Top of GIVEN RECORDS

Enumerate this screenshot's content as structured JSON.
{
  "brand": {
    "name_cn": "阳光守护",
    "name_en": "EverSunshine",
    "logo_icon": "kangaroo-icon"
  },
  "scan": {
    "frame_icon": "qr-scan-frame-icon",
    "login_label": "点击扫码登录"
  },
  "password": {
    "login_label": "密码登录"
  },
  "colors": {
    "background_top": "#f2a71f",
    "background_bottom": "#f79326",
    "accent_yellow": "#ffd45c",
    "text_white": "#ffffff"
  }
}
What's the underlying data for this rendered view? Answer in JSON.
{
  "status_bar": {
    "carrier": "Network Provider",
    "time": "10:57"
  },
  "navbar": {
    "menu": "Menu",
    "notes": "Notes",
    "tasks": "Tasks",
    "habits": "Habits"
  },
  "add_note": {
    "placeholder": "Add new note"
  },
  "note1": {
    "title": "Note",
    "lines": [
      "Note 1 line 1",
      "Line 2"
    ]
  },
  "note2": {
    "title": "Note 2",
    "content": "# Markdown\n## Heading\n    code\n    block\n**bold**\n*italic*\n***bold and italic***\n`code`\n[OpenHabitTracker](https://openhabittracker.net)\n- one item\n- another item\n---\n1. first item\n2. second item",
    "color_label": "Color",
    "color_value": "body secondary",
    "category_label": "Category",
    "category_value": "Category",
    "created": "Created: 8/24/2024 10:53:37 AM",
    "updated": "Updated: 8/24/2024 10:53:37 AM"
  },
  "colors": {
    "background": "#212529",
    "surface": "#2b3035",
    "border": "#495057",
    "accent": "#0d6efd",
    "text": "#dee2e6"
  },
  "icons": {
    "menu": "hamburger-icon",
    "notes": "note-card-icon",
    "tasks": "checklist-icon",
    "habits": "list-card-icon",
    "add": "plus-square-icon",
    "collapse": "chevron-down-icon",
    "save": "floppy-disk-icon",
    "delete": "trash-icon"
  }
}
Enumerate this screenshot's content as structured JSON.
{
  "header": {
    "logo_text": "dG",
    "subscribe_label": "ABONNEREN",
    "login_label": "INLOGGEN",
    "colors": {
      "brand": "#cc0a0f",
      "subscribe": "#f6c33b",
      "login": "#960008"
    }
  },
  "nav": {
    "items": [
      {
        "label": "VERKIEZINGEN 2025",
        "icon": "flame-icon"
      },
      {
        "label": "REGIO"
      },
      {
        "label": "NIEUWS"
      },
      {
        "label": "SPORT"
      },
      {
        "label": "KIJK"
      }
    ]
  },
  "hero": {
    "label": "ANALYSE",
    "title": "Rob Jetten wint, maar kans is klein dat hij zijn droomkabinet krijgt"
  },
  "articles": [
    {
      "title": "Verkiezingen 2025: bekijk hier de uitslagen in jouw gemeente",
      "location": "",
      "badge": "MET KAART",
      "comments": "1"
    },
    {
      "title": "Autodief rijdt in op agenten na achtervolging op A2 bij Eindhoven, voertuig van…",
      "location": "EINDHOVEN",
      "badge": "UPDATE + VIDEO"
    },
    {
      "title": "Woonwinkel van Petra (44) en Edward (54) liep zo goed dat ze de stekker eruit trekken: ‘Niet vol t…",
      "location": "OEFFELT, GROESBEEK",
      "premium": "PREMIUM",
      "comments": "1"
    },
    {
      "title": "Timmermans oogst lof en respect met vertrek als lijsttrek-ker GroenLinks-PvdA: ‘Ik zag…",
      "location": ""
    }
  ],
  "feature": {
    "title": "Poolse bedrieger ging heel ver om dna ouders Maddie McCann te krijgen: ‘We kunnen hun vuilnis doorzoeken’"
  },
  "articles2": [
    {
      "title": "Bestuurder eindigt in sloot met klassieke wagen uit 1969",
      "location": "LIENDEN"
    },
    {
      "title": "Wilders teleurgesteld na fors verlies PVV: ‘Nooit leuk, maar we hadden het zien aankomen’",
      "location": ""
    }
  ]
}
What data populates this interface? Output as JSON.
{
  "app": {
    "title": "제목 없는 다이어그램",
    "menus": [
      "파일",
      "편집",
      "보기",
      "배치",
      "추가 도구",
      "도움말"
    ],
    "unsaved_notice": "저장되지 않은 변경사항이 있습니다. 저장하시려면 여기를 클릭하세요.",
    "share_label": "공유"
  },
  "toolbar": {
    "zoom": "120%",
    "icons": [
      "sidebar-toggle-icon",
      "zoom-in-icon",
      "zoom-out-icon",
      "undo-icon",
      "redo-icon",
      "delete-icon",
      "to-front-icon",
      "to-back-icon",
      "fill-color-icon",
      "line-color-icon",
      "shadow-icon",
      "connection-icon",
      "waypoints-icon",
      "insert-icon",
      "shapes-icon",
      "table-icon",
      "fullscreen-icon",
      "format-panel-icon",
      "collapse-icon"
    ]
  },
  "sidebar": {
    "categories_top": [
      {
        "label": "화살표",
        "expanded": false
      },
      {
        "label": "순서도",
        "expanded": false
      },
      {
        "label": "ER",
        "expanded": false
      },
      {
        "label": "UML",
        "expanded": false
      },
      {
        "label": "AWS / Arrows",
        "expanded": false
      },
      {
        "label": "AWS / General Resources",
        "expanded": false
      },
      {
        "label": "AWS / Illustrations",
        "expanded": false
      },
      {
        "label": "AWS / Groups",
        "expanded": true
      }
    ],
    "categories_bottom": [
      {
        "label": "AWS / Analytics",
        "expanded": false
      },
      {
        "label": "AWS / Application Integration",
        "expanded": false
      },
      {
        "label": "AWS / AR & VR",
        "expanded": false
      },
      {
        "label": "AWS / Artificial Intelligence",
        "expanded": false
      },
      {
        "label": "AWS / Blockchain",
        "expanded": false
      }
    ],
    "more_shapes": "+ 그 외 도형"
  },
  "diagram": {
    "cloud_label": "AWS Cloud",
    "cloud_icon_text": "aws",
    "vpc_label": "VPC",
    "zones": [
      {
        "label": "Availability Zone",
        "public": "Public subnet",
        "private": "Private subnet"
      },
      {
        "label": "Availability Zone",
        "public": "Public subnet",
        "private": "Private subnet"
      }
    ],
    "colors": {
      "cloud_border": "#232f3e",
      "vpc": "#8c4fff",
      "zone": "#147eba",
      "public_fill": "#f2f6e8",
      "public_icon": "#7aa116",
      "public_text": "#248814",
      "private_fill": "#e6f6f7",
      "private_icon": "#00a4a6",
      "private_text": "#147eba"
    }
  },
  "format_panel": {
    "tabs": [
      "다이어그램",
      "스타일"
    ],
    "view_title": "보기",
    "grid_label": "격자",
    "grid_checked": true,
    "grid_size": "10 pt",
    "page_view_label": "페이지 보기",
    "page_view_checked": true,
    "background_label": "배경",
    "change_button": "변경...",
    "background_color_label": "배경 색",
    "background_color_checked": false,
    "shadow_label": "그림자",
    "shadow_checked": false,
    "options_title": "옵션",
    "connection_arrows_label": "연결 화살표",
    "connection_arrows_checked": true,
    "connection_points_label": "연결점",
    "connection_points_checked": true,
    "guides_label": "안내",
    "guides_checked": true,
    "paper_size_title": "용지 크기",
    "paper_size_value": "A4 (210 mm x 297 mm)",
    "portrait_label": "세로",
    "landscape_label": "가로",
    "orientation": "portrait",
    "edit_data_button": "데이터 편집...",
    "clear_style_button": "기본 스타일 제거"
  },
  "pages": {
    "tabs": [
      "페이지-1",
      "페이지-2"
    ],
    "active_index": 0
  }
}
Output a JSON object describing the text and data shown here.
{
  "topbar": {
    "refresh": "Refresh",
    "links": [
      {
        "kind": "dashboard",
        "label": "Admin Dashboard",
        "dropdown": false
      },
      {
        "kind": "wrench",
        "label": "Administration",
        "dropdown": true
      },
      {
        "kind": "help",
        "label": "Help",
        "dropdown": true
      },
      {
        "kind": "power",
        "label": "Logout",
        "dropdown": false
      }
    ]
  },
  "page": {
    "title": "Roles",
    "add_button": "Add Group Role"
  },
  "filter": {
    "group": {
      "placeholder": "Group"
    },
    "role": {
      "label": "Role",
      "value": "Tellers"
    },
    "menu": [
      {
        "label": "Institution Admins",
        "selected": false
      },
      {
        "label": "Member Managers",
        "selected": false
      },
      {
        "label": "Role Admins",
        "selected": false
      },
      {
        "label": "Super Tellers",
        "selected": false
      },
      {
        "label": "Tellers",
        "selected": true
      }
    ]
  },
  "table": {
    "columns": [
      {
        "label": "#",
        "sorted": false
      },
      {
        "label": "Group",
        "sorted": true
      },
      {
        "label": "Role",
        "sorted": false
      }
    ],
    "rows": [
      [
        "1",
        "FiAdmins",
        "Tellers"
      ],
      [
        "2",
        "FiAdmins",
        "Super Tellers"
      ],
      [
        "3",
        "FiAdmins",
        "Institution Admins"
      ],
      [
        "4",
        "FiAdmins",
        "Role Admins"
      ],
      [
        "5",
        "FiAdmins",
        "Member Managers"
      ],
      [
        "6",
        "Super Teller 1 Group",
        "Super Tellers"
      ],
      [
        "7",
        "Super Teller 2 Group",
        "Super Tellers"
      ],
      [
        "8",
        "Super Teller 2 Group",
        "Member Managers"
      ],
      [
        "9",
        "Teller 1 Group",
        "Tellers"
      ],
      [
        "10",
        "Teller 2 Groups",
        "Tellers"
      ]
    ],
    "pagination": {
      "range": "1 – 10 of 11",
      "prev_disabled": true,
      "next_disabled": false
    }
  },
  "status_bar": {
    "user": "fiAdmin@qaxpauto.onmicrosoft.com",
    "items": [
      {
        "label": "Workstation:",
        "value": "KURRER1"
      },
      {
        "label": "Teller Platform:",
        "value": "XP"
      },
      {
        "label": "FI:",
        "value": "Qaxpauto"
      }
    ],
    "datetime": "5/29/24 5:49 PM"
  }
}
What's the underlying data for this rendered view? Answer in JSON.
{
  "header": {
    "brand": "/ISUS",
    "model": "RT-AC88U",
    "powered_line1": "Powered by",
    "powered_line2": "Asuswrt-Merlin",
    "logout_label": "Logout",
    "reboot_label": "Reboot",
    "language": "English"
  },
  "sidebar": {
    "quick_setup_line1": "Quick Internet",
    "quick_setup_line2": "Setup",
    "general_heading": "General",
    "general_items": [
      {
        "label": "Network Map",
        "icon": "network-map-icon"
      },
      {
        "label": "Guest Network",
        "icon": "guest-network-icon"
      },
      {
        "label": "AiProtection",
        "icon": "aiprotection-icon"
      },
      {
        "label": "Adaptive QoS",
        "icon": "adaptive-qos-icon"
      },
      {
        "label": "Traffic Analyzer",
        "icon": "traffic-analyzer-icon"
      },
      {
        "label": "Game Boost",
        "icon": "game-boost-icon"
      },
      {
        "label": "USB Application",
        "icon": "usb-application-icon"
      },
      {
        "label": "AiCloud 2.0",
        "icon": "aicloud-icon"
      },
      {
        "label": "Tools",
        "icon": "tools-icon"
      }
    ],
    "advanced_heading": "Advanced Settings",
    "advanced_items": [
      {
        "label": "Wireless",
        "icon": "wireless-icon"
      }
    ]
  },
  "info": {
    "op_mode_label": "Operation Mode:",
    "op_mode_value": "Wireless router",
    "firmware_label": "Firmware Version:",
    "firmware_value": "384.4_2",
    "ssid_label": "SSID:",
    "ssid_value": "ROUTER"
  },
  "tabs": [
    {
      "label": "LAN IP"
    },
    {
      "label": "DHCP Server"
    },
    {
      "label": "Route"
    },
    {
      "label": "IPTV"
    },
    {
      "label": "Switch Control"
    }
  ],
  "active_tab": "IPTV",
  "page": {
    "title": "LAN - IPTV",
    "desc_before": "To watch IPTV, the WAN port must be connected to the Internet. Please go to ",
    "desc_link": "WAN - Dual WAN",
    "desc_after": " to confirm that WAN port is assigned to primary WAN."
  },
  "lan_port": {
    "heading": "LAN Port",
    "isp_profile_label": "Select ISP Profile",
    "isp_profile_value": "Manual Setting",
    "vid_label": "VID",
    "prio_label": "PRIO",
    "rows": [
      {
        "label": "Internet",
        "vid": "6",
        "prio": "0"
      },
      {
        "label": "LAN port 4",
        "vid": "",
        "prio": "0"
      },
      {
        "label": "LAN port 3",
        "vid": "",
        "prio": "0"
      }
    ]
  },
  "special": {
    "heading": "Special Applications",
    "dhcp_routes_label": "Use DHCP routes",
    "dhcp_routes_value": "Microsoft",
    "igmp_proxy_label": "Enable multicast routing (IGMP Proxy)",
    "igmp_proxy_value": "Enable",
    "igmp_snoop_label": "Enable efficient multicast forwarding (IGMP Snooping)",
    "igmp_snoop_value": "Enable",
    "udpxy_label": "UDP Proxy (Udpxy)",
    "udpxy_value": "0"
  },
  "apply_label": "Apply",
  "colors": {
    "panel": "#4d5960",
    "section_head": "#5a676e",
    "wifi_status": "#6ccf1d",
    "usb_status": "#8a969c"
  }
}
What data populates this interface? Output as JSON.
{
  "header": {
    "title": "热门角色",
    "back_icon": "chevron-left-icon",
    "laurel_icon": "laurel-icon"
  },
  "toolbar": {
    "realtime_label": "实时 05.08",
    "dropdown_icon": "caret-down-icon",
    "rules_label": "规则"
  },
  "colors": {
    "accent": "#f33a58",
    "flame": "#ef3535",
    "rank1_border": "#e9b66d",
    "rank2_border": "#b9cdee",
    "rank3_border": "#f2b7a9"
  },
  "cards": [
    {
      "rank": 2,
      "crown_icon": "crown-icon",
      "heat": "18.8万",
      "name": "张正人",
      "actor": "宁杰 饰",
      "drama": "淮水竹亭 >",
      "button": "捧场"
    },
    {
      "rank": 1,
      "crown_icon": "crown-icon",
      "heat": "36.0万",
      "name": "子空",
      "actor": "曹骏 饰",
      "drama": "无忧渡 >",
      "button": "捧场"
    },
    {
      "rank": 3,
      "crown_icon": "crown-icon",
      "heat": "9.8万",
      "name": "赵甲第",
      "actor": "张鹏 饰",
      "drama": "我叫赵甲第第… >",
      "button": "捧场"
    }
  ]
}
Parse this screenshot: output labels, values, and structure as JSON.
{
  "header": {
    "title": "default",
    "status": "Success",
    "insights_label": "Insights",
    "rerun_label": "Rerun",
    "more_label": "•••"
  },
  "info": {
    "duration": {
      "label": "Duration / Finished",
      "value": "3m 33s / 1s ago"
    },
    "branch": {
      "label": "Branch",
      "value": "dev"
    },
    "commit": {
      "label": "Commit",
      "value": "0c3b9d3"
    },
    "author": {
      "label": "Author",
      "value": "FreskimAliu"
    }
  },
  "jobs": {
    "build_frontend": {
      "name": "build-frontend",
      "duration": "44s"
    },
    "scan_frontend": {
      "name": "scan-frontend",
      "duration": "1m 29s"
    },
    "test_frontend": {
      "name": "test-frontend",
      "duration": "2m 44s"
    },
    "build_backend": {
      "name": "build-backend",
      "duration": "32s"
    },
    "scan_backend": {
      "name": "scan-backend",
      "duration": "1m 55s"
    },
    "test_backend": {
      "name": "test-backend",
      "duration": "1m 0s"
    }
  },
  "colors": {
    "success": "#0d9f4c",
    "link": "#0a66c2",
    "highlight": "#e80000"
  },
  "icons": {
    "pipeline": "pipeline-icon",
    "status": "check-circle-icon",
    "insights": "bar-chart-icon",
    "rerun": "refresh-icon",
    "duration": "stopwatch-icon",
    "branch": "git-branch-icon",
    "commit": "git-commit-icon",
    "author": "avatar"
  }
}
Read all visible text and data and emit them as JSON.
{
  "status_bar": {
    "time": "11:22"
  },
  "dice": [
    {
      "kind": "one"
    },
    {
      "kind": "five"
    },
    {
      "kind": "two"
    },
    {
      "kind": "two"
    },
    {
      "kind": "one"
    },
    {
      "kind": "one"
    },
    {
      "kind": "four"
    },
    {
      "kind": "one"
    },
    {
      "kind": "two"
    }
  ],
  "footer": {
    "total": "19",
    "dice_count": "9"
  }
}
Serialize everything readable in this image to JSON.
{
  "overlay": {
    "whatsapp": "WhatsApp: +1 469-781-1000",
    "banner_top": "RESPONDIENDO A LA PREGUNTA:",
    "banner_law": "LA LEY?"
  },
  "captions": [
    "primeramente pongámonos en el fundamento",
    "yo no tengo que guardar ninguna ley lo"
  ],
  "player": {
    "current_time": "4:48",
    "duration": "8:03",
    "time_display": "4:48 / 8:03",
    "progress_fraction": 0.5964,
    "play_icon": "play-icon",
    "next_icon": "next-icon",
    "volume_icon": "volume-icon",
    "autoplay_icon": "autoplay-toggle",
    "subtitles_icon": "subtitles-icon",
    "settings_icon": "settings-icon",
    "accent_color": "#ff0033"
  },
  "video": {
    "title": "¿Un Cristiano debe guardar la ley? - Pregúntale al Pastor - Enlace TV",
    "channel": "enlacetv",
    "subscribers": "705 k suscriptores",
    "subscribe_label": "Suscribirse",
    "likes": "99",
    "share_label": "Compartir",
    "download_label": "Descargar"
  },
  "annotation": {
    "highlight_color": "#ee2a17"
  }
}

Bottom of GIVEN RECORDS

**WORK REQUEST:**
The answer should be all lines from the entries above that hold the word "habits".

**RESPONSE AREA:**
    "habits": "Habits"
    "habits": "list-card-icon",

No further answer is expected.